Stored data:
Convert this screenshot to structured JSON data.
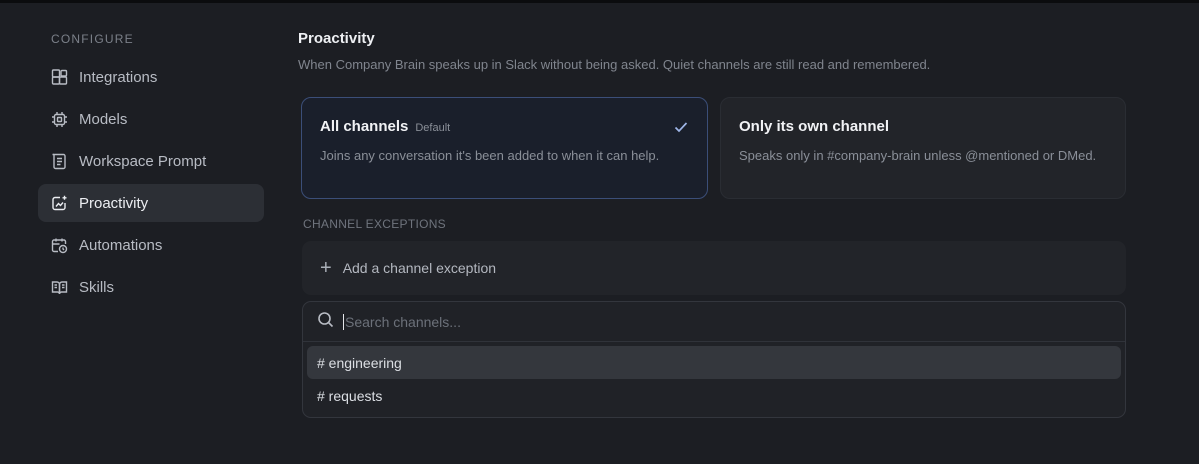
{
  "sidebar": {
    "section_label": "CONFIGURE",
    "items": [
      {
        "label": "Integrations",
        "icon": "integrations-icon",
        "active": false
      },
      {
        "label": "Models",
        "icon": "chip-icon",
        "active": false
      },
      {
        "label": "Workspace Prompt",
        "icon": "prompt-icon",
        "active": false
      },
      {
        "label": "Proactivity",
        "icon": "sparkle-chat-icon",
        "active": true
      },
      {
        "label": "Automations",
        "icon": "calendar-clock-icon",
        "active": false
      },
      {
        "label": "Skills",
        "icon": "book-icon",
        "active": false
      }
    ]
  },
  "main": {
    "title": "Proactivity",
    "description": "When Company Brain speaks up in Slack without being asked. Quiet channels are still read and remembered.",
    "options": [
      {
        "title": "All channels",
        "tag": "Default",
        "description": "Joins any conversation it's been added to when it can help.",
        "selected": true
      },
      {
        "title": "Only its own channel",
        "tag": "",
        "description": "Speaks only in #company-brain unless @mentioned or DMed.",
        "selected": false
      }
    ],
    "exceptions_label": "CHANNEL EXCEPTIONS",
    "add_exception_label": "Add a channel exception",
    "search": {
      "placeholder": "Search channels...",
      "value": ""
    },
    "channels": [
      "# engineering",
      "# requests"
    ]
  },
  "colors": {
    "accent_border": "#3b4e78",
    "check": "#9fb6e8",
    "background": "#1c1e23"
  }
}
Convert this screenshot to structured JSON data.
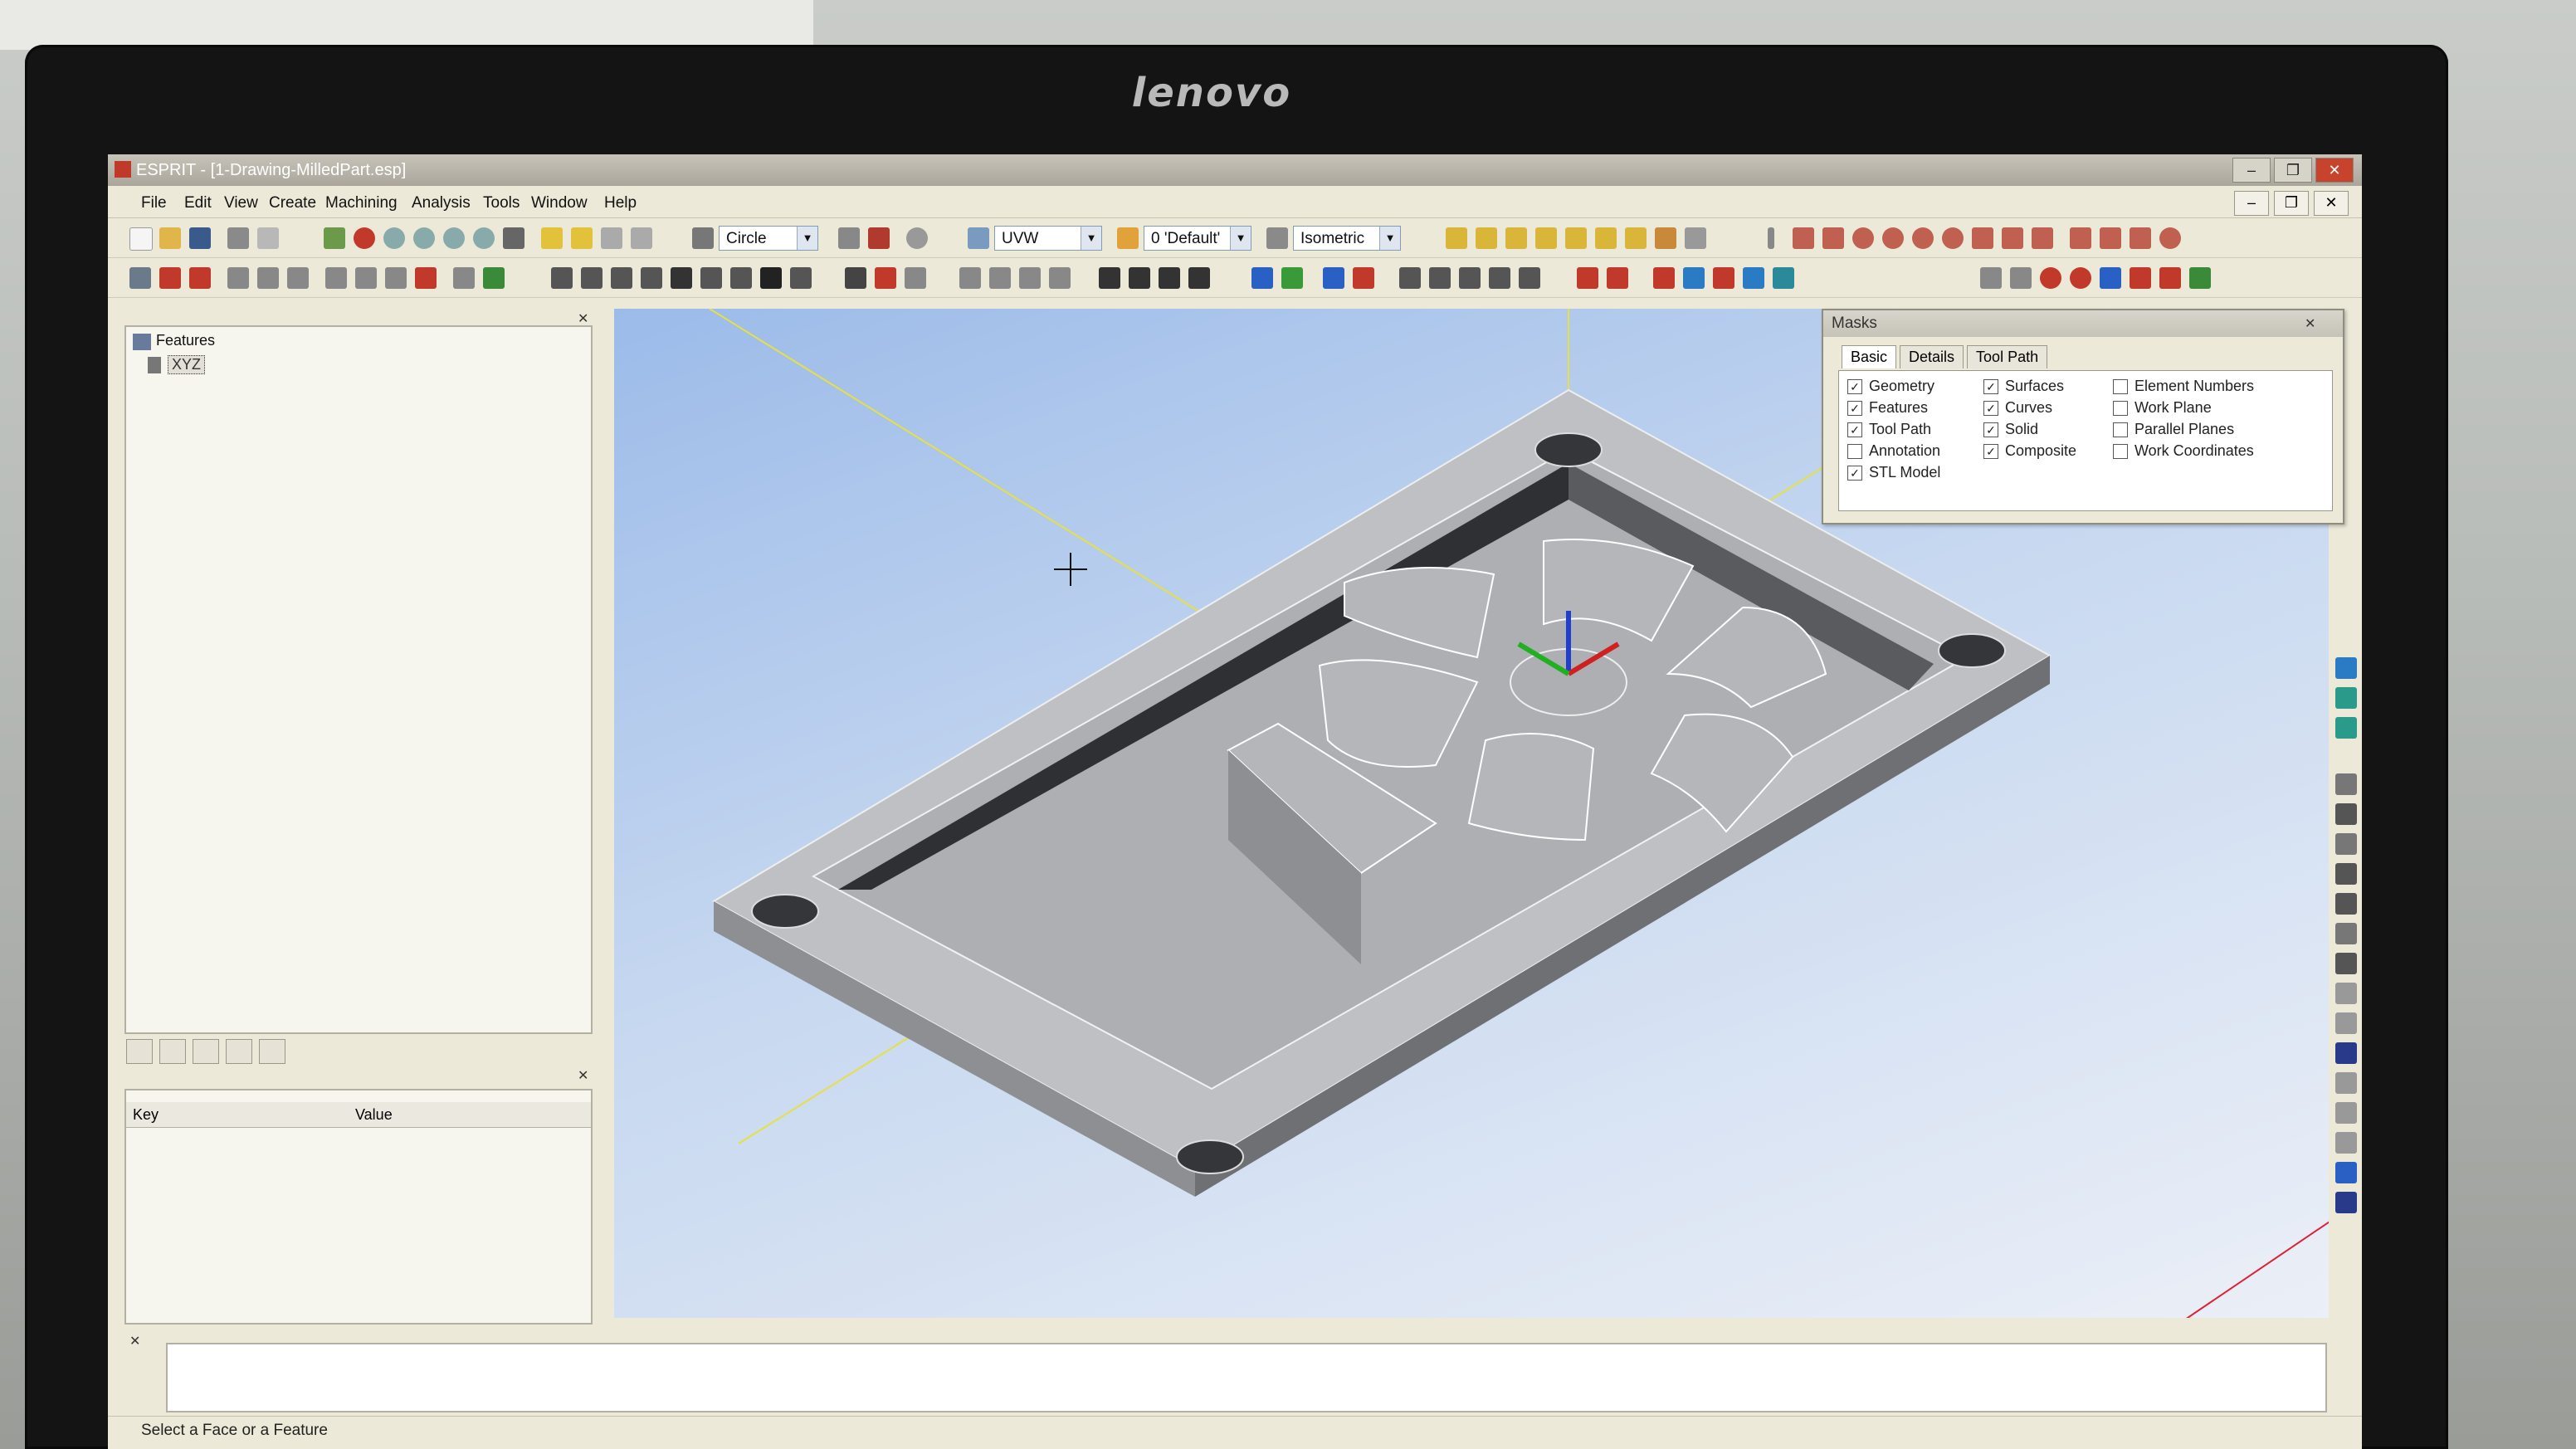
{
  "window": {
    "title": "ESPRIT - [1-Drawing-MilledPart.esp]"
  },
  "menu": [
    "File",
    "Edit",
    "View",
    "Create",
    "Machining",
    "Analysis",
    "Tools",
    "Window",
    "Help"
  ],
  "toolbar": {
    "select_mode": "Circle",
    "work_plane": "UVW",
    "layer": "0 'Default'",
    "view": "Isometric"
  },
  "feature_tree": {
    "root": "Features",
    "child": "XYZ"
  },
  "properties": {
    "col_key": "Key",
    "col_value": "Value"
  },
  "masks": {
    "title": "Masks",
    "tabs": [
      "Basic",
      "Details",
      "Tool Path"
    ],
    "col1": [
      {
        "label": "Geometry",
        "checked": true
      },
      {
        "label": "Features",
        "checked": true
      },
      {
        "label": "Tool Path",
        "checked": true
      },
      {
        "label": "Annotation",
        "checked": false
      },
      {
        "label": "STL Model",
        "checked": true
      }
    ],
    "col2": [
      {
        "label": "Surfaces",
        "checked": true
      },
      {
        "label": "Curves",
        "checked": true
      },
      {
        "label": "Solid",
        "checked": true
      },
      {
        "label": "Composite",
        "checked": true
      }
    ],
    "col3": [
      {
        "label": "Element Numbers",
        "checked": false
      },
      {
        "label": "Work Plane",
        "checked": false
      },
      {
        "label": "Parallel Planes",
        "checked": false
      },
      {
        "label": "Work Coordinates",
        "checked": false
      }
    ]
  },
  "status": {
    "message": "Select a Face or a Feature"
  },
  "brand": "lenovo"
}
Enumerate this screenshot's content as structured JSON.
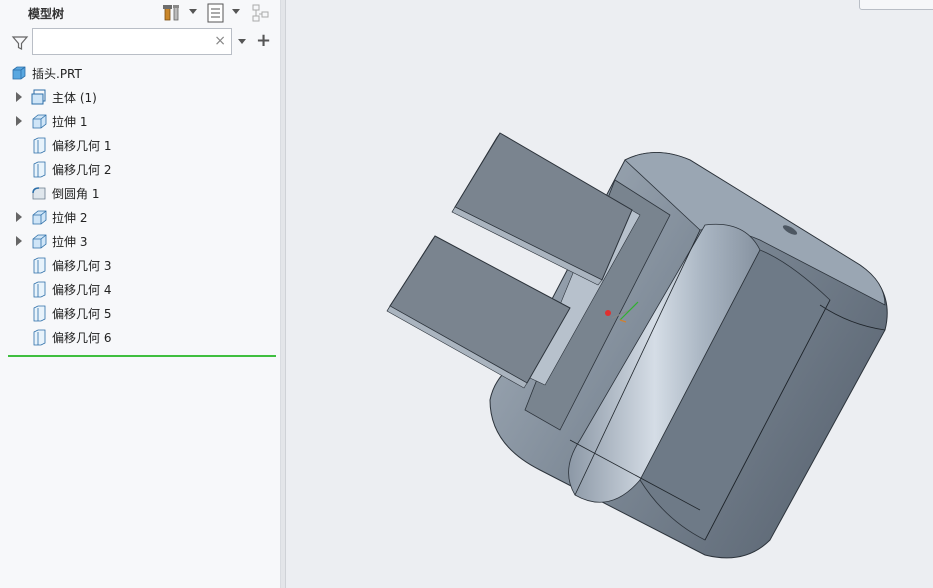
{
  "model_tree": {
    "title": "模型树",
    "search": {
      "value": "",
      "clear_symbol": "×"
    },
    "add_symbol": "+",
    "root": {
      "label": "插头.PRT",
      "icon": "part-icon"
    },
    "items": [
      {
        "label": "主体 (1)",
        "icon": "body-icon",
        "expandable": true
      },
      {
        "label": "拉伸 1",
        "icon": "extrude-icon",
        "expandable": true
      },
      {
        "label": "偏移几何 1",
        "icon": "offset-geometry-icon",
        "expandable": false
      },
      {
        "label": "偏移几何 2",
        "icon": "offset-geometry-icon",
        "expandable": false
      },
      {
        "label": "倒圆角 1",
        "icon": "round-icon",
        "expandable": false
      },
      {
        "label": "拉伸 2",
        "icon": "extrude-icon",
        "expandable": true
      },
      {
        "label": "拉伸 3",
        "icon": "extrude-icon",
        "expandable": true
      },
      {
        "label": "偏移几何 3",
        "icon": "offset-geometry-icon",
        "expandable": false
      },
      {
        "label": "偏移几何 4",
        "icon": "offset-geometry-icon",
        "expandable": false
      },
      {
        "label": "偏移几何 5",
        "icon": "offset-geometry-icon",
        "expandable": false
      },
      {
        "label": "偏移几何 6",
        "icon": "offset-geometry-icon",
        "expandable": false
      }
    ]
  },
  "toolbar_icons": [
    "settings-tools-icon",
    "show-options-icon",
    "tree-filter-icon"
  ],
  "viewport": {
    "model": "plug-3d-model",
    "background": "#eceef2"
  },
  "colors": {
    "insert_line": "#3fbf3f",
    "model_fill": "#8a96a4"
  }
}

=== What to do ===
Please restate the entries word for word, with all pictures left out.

=== Completed exercise ===
Convert this screenshot to structured JSON data.
{
  "sidebar": {
    "section_label": "CONFIGURE",
    "items": [
      {
        "label": "Integrations",
        "icon": "integrations-icon",
        "active": false
      },
      {
        "label": "Models",
        "icon": "chip-icon",
        "active": false
      },
      {
        "label": "Workspace Prompt",
        "icon": "prompt-icon",
        "active": false
      },
      {
        "label": "Proactivity",
        "icon": "sparkle-chat-icon",
        "active": true
      },
      {
        "label": "Automations",
        "icon": "calendar-clock-icon",
        "active": false
      },
      {
        "label": "Skills",
        "icon": "book-icon",
        "active": false
      }
    ]
  },
  "main": {
    "title": "Proactivity",
    "description": "When Company Brain speaks up in Slack without being asked. Quiet channels are still read and remembered.",
    "options": [
      {
        "title": "All channels",
        "tag": "Default",
        "description": "Joins any conversation it's been added to when it can help.",
        "selected": true
      },
      {
        "title": "Only its own channel",
        "tag": "",
        "description": "Speaks only in #company-brain unless @mentioned or DMed.",
        "selected": false
      }
    ],
    "exceptions_label": "CHANNEL EXCEPTIONS",
    "add_exception_label": "Add a channel exception",
    "search": {
      "placeholder": "Search channels...",
      "value": ""
    },
    "channels": [
      "# engineering",
      "# requests"
    ]
  },
  "colors": {
    "accent_border": "#3b4e78",
    "check": "#9fb6e8",
    "background": "#1c1e23"
  }
}
Convert this screenshot to structured JSON data.
{
  "window": {
    "title": "ESPRIT - [1-Drawing-MilledPart.esp]"
  },
  "menu": [
    "File",
    "Edit",
    "View",
    "Create",
    "Machining",
    "Analysis",
    "Tools",
    "Window",
    "Help"
  ],
  "toolbar": {
    "select_mode": "Circle",
    "work_plane": "UVW",
    "layer": "0 'Default'",
    "view": "Isometric"
  },
  "feature_tree": {
    "root": "Features",
    "child": "XYZ"
  },
  "properties": {
    "col_key": "Key",
    "col_value": "Value"
  },
  "masks": {
    "title": "Masks",
    "tabs": [
      "Basic",
      "Details",
      "Tool Path"
    ],
    "col1": [
      {
        "label": "Geometry",
        "checked": true
      },
      {
        "label": "Features",
        "checked": true
      },
      {
        "label": "Tool Path",
        "checked": true
      },
      {
        "label": "Annotation",
        "checked": false
      },
      {
        "label": "STL Model",
        "checked": true
      }
    ],
    "col2": [
      {
        "label": "Surfaces",
        "checked": true
      },
      {
        "label": "Curves",
        "checked": true
      },
      {
        "label": "Solid",
        "checked": true
      },
      {
        "label": "Composite",
        "checked": true
      }
    ],
    "col3": [
      {
        "label": "Element Numbers",
        "checked": false
      },
      {
        "label": "Work Plane",
        "checked": false
      },
      {
        "label": "Parallel Planes",
        "checked": false
      },
      {
        "label": "Work Coordinates",
        "checked": false
      }
    ]
  },
  "status": {
    "message": "Select a Face or a Feature"
  },
  "brand": "lenovo"
}
Enumerate this screenshot's content as structured JSON.
{
  "model_tree": {
    "title": "模型树",
    "search": {
      "value": "",
      "clear_symbol": "×"
    },
    "add_symbol": "+",
    "root": {
      "label": "插头.PRT",
      "icon": "part-icon"
    },
    "items": [
      {
        "label": "主体 (1)",
        "icon": "body-icon",
        "expandable": true
      },
      {
        "label": "拉伸 1",
        "icon": "extrude-icon",
        "expandable": true
      },
      {
        "label": "偏移几何 1",
        "icon": "offset-geometry-icon",
        "expandable": false
      },
      {
        "label": "偏移几何 2",
        "icon": "offset-geometry-icon",
        "expandable": false
      },
      {
        "label": "倒圆角 1",
        "icon": "round-icon",
        "expandable": false
      },
      {
        "label": "拉伸 2",
        "icon": "extrude-icon",
        "expandable": true
      },
      {
        "label": "拉伸 3",
        "icon": "extrude-icon",
        "expandable": true
      },
      {
        "label": "偏移几何 3",
        "icon": "offset-geometry-icon",
        "expandable": false
      },
      {
        "label": "偏移几何 4",
        "icon": "offset-geometry-icon",
        "expandable": false
      },
      {
        "label": "偏移几何 5",
        "icon": "offset-geometry-icon",
        "expandable": false
      },
      {
        "label": "偏移几何 6",
        "icon": "offset-geometry-icon",
        "expandable": false
      }
    ]
  },
  "toolbar_icons": [
    "settings-tools-icon",
    "show-options-icon",
    "tree-filter-icon"
  ],
  "viewport": {
    "model": "plug-3d-model",
    "background": "#eceef2"
  },
  "colors": {
    "insert_line": "#3fbf3f",
    "model_fill": "#8a96a4"
  }
}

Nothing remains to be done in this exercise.